Sometimes formulaic works.
“You’re Not You” has the classic ingredients of a made-for-TV weeper, but thanks to a fine screenplay, sure-handed direction and two beautiful performances, it becomes something more, something better.
Something that earns your heart.
Hilary Swank has never become a giant movie star, but there’s a reason she has two Academy Awards. When given the right material, she soars.
Swank plays Kate, a gifted classical pianist with a seemingly idyllic life. Her dashing husband (Josh Duhamel) dotes on her, she has marvelous friends, and she lives in a house suitable for the cover of Architectural Digest.
But after playing piano one night at a dinner party, Kate experiences a slight tremor in her hands — and unless you’ve never seen any movie, ever, you know when a character notices a minor affliction, it’s just the beginning of her troubles.
She is diagnosed with ALS aka Lou Gehrig’s Disease. Within a year, she’s unable to use the bathroom or take a shower without the help of a caregiver or her husband, who is fiercely protective of her and seems nearly obsessive about taking care of Kate.
In a plot development that stretches credibility but we need it to set the table for the rest of the story, Kate hires a new caregiver: the utterly inexperienced Bec (Emmy Rossum), a human train wreck who bounces in and out of college, hops in and out of the beds of strangers (“I’m not girlfriend material” she blithely tells one conquest), drinks a lot and has a half-assed dream of becoming a singer-songwriter, if only she could get over her stage fright.
They invented the term “hot mess” for this girl. Bec isn’t much different from Rossum’s Fiona Gallagher character on “Shameless” — a smart, beautiful, screwed-up chick who is often her own worst enemy. For such an elegant actress (she once played the young Audrey Hepburn in a TV movie), Rossum has a real affinity for playing hardscrabble types.
As Kate and Bec begin to bond, the wheels come off elsewhere. The shining knight husband develops some serious chinks in his armor, Kate’s girlfriends are incapable of dealing with her rapidly deteriorating condition, and then there’s Kate’s mother (Frances Fisher), a real piece of work. (Both Kate and Bec have serious mom issues.)
Working from a screenplay by Jordan Roberts and Shana Feste (based on the novel by Michelle Wildgen), director George C. Wolfe nimbly peppers in some much-needed comic relief. Stephanie Beatriz plays Bec’s wisecracking best friend. Loretta Devine is an ALS patient with a wonderful, adoring husband (Ernie Hudson). Although they’re in just a handful of scenes, Devine and Hudson create a lovely, authentic romance worthy of an entire movie of their own.

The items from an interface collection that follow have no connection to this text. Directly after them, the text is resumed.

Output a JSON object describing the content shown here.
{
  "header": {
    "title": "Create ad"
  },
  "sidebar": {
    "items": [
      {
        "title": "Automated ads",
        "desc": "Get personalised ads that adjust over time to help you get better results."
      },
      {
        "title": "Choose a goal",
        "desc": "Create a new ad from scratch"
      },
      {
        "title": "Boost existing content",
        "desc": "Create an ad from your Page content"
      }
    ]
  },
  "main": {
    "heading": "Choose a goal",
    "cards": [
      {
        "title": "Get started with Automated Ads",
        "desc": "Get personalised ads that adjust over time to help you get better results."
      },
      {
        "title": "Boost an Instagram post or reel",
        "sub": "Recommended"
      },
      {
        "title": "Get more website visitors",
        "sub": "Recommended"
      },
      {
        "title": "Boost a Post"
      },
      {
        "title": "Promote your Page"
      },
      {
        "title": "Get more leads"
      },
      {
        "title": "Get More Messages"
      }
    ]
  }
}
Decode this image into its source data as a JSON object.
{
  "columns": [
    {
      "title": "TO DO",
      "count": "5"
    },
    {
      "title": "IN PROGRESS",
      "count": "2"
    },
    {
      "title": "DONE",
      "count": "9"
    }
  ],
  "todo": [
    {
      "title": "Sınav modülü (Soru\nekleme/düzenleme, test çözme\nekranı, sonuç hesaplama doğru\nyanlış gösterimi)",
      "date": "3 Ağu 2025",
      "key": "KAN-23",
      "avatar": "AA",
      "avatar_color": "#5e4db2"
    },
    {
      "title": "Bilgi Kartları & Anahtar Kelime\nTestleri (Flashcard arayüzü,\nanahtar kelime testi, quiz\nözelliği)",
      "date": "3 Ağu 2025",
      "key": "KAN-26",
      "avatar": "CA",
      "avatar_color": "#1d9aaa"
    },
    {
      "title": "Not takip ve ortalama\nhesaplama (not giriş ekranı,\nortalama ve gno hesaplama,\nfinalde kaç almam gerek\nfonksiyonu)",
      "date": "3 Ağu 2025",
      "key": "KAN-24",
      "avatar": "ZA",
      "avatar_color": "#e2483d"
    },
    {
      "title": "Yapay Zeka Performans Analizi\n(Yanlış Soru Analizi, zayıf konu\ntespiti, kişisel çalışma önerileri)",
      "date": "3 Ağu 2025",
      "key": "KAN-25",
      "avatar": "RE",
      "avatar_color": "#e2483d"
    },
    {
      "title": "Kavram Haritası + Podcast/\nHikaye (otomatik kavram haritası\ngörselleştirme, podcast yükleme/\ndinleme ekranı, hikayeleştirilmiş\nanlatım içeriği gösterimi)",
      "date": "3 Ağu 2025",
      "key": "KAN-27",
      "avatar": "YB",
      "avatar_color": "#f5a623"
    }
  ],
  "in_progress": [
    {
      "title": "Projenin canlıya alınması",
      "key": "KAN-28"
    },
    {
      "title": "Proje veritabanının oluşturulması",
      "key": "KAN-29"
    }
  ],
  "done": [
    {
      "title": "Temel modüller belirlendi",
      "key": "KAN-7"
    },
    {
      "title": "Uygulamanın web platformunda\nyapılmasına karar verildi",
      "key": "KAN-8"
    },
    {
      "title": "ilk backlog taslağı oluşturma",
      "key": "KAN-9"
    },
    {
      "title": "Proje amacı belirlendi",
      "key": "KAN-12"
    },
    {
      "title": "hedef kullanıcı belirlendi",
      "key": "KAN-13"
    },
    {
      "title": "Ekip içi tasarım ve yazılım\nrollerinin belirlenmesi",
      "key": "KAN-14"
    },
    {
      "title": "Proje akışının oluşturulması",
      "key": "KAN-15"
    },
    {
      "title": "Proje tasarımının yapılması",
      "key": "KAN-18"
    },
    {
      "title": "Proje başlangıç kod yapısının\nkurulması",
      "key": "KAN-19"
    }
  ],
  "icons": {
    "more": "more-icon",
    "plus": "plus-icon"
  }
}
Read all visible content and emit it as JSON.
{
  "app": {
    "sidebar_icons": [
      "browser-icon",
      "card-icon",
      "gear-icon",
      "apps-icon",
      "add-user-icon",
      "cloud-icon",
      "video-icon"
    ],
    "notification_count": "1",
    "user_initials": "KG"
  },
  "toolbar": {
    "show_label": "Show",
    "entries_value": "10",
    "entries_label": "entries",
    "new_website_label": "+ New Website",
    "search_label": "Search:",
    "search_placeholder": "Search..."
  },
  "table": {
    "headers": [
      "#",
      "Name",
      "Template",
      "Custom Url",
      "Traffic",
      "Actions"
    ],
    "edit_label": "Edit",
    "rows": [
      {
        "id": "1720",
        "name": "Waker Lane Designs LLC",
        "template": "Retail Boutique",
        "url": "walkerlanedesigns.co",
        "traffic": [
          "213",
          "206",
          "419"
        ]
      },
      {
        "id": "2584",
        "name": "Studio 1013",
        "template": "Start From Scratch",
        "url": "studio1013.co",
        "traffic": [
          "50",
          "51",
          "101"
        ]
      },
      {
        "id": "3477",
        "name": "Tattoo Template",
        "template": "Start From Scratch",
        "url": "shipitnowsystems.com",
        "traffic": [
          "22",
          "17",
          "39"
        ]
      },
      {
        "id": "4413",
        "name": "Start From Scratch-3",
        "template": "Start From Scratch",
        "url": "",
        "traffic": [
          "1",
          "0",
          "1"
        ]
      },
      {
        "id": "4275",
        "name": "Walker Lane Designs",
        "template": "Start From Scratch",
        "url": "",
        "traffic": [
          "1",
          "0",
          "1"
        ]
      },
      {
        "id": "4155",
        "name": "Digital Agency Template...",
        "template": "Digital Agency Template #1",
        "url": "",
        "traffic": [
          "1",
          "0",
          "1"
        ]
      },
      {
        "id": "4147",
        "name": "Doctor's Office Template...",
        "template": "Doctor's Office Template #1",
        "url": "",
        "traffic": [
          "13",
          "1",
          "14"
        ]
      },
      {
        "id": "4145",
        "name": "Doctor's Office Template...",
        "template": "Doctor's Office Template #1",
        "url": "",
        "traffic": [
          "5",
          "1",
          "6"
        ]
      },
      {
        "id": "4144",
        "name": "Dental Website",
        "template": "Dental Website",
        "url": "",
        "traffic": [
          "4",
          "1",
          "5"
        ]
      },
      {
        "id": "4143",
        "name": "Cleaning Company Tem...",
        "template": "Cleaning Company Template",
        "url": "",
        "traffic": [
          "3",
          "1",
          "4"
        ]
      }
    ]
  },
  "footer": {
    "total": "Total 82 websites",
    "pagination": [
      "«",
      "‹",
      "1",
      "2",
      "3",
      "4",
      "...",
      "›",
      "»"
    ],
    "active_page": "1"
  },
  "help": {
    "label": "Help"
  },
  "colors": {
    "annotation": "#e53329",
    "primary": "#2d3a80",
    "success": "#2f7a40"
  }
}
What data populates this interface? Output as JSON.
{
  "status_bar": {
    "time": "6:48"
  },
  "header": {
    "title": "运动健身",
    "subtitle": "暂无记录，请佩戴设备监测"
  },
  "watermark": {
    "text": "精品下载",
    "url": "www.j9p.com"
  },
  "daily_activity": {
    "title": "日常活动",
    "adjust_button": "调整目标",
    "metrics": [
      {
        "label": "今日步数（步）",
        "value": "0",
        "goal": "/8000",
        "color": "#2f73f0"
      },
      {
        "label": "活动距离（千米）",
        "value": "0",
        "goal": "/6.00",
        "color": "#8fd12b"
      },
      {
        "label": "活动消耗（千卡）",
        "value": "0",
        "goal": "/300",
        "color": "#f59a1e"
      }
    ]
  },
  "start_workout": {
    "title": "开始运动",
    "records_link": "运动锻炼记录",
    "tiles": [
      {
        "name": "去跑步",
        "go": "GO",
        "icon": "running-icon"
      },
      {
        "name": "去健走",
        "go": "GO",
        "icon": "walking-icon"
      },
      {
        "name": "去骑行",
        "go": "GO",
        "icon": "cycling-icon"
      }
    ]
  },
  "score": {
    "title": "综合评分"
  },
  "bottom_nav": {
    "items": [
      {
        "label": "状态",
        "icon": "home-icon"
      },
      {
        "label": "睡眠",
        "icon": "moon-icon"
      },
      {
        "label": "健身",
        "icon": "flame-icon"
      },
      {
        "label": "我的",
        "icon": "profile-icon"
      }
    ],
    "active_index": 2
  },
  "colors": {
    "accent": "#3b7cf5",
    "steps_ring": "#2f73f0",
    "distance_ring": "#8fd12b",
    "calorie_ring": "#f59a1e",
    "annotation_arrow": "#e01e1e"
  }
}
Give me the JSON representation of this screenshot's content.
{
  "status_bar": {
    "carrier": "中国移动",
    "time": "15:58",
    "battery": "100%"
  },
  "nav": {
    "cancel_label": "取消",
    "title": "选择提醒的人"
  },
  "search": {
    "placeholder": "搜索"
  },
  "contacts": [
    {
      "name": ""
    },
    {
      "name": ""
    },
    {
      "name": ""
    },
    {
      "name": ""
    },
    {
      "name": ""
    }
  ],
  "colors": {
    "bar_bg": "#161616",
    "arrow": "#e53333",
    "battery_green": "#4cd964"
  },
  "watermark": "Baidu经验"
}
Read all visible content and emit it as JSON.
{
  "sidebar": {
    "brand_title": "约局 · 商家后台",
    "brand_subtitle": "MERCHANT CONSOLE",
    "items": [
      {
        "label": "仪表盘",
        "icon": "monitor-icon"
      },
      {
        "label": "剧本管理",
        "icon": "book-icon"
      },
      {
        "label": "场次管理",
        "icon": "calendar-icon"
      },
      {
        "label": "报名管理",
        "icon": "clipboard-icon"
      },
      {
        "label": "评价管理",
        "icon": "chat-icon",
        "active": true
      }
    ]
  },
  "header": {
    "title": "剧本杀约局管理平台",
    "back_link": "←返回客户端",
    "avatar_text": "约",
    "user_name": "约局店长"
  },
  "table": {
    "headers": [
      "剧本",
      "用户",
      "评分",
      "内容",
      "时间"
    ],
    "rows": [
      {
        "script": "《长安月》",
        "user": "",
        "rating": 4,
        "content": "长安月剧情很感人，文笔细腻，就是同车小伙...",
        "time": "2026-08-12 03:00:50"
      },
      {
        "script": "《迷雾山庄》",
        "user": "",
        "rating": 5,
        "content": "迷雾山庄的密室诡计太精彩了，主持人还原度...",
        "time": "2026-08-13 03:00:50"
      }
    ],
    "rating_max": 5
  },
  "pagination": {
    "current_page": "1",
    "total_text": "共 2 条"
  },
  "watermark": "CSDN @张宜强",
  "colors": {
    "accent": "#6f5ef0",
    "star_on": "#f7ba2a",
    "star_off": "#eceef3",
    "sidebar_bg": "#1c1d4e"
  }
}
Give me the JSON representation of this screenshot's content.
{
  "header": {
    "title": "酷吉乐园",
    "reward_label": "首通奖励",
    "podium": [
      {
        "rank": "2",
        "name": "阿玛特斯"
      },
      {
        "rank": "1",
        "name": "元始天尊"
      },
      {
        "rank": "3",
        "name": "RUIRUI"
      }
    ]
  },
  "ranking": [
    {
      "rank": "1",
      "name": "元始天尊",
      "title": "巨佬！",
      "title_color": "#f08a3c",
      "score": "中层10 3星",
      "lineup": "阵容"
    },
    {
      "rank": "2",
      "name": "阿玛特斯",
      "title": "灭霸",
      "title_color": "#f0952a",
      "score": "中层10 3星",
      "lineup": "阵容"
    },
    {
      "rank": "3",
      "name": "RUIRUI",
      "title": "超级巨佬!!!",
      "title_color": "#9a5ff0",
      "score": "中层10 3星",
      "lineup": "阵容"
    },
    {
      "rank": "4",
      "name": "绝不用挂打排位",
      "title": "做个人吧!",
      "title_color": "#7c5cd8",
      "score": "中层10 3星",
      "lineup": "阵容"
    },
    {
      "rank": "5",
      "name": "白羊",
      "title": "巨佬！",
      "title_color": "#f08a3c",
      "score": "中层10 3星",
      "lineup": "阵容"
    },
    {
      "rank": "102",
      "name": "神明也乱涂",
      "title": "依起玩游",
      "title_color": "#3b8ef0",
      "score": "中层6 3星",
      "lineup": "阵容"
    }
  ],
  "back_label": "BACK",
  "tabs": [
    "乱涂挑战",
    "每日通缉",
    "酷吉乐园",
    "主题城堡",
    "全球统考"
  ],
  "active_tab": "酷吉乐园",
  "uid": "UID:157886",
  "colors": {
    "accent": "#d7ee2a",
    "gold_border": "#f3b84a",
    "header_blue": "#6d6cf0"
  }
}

“You’re Not You” becomes a love story of sorts. Not a romance, but Kate comes to depend on Bec, and Bec feels a sense of self-worth for perhaps the first time in her life. They cling to each other in the storm.
Swank is amazing. Kate’s condition worsens to the point it’s almost impossible to understand what she’s saying, and Bec has to act as her interpreter. Kate is unable to walk, she can’t take care of herself, her physical moments are extremely limited — and yet she’s still Kate. Her mind is intact, but she’s trapped inside her own body. It’s a heartbreakingly effective performance.
Rossum’s Bec, on the other hand, is a whirlwind — constantly in motion (unless she’s battling a hangover), as if she’s afraid to sit still and be alone with her life. She’s funny but also a little bit tragic. It’s perhaps Rossum’s best work to date.
There’s no cure for ALS. Kate knows this, and she explodes in anger whenever anyone tries to sugarcoat her situation or talks about “experimental” treatments. She has been handed a death sentence and she won’t pretend otherwise. A movie about this subject matter is a tough sell, but Swank and Rossum are brilliant, and in its own unique way, “You’re Not You” is one of the best buddy movies of the year.